__What is required__
Copy each line of the records below that has "JSON" in it.

__Materials provided__
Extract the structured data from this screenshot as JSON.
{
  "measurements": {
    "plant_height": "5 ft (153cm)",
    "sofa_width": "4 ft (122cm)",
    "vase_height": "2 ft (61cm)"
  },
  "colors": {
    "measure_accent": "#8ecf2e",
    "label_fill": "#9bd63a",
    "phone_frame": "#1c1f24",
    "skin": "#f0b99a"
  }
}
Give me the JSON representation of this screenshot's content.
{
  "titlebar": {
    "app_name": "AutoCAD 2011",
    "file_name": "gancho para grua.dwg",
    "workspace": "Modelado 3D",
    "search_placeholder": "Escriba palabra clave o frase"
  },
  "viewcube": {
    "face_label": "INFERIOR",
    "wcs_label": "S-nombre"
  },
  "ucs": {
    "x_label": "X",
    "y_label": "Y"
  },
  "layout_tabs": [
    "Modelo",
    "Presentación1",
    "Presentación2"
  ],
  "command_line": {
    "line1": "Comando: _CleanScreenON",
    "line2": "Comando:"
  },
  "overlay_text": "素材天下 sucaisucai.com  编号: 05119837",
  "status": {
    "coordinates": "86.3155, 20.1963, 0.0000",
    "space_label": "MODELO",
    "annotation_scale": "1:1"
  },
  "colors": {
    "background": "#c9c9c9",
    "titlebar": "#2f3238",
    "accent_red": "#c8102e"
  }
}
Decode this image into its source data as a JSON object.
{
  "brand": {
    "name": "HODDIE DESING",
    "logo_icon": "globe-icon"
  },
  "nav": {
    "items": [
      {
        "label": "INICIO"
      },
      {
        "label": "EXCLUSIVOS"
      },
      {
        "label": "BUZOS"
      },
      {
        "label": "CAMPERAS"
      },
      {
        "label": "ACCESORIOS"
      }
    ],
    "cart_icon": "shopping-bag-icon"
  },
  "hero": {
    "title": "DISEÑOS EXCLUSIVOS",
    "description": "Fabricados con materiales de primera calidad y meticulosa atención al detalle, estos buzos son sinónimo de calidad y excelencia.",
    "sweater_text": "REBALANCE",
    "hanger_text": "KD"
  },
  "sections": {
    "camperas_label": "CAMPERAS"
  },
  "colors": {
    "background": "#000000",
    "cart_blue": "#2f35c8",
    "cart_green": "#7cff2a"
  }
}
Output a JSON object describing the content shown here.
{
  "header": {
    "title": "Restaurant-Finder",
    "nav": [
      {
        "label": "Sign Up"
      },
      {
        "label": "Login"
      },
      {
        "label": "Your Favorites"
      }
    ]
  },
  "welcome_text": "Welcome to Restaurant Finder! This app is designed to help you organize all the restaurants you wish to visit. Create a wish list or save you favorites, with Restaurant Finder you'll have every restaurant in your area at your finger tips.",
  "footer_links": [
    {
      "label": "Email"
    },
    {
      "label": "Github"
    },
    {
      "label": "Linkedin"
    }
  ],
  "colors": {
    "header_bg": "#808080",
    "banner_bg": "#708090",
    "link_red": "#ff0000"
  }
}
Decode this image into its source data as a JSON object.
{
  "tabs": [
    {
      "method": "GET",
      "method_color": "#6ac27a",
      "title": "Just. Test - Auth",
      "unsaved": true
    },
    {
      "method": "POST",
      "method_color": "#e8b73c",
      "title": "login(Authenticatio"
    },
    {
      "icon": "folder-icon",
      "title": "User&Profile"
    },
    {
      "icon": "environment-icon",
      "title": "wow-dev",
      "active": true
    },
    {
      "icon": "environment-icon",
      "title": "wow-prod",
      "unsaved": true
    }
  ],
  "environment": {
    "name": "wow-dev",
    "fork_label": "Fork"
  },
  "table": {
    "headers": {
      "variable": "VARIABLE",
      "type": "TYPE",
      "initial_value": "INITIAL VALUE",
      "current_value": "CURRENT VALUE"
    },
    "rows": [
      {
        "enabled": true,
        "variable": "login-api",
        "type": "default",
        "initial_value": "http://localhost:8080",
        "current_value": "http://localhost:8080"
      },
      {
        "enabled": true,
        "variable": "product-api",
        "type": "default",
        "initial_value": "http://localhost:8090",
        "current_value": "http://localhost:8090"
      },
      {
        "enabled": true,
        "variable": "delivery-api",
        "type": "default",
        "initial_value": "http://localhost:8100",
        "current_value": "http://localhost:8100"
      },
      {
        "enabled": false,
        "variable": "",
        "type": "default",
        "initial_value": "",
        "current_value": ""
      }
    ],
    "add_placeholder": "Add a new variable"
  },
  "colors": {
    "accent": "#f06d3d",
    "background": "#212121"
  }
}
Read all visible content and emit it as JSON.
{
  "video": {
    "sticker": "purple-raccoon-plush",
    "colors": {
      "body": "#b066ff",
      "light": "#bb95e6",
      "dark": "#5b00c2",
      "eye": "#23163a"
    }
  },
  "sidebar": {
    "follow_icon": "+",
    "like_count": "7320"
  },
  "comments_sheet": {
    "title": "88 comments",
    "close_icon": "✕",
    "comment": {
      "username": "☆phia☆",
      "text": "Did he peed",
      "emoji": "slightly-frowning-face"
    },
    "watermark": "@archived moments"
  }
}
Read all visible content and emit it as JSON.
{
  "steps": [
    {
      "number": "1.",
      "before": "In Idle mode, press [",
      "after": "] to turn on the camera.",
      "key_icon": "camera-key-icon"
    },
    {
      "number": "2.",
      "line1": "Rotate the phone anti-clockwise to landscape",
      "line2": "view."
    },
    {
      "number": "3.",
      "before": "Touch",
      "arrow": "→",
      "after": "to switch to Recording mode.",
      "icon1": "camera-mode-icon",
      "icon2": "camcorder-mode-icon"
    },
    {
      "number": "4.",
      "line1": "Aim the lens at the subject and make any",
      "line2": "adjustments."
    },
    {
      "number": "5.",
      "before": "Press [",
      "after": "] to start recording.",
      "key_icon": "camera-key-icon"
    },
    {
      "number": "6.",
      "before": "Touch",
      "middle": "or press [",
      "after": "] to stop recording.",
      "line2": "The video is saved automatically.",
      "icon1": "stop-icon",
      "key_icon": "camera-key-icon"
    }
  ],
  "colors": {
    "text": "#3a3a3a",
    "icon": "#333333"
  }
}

__Completed exercise__
Extract the structured data from this screenshot as JSON.
Give me the JSON representation of this screenshot's content.
Decode this image into its source data as a JSON object.
Output a JSON object describing the content shown here.
Decode this image into its source data as a JSON object.
Read all visible content and emit it as JSON.
Read all visible content and emit it as JSON.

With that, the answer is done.